But Montana does not own, nor have a legal claim to the federal lands within the state borders any more than Yellowstone County could claim a right to take over the Montana state land within the county borders.
The ownership of federal land in Montana is spelled out in the Enabling Act that created our state, which says Montana “forever disclaims all right and title to the unappropriated public lands within the boundaries thereof. …”
In 1976, Congress passed the Federal Land Policy Management Act, which said public lands should remain in federal ownership unless the disposal is in the national interest.
The national interest of our great, diverse population is much broader than interests of the latest privatization proponents. And make no mistake, their aim is not for states to control the land, but for states to sell or lease public lands to the highest bidders.
Martin Nie, professor of natural resource policy at the University of Montana, testified a year ago to the Montana Environmental Quality Council about the constitutional basis for federal land ownership. The U.S. Constitution “gives Congress proprietary and sovereign powers over its property and the power to delegate decisions regarding federal lands to executive agencies,” Nie explained. U.S. Supreme Court decisions have upheld the federal government’s authority to manage wildlife on lands of the United States and to manage conduct outside of federal lands that could threaten the purpose of public lands.
Consider Yellowstone National Park, which is split between Montana and Wyoming and borders Idaho. The park is encircled by National Forests that grow across state lines, and Yellowstone is the source of rivers that water much of the West and Midwest as far away as the Gulf and Pacific coasts.
Nie also pointed out that federal lands are subject to treaty rights guaranteed to American Indian tribes.
“The bottom line is that federal lands in Montana and throughout the West are of national significance,” Nie told the EQC.
In Montana, the BLM spends much time permitting oil and gas exploration. The Forest Service is responsible for managing timber sales, and livestock grazing permits. These federal land agencies also have to maintain roads and campgrounds and manage wildlife habitat for hunting, fishing and conservation. Often there are conflicts between demands for multiple use, conflicts that must be resolved through public processes and equal application of the law.
The “transfer-federal-land” scheme wouldn’t resolve those conflicts. Instead, it would change the venue to state capitals.
Federal lands belong to the American people — to folks in Missouri and Iowa, New York and Texas just as they do to Montanans and Wyomingites.
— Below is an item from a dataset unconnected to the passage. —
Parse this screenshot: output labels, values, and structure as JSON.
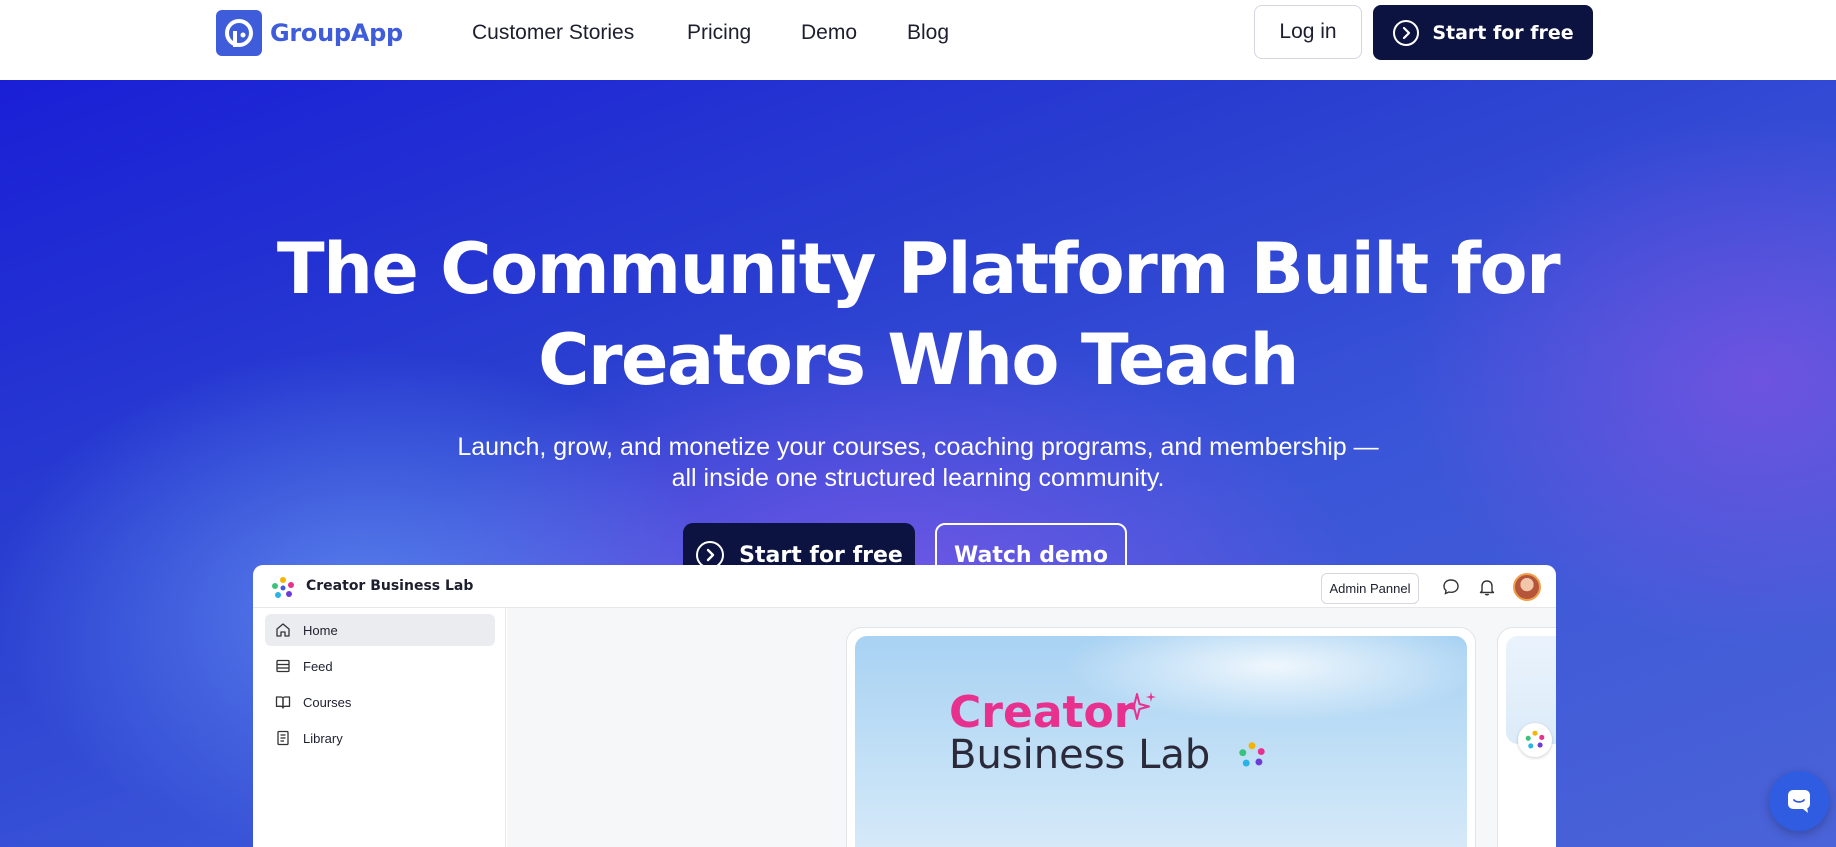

Congress cannot simply give away the birthright of its citizens.
Certainly, federal lands can be managed better. Elsewhere on this Opinion page, the executive director of the Western Governors Association argues for a rational, bipartisan bill that could help resolve one of many management issues. This is the type of reform that Congress should tackle.
Montanans and other Americans who want better management of public lands must work together for solutions that resolve specific problems and enhance the value of our public lands for the many constituencies that depend on them.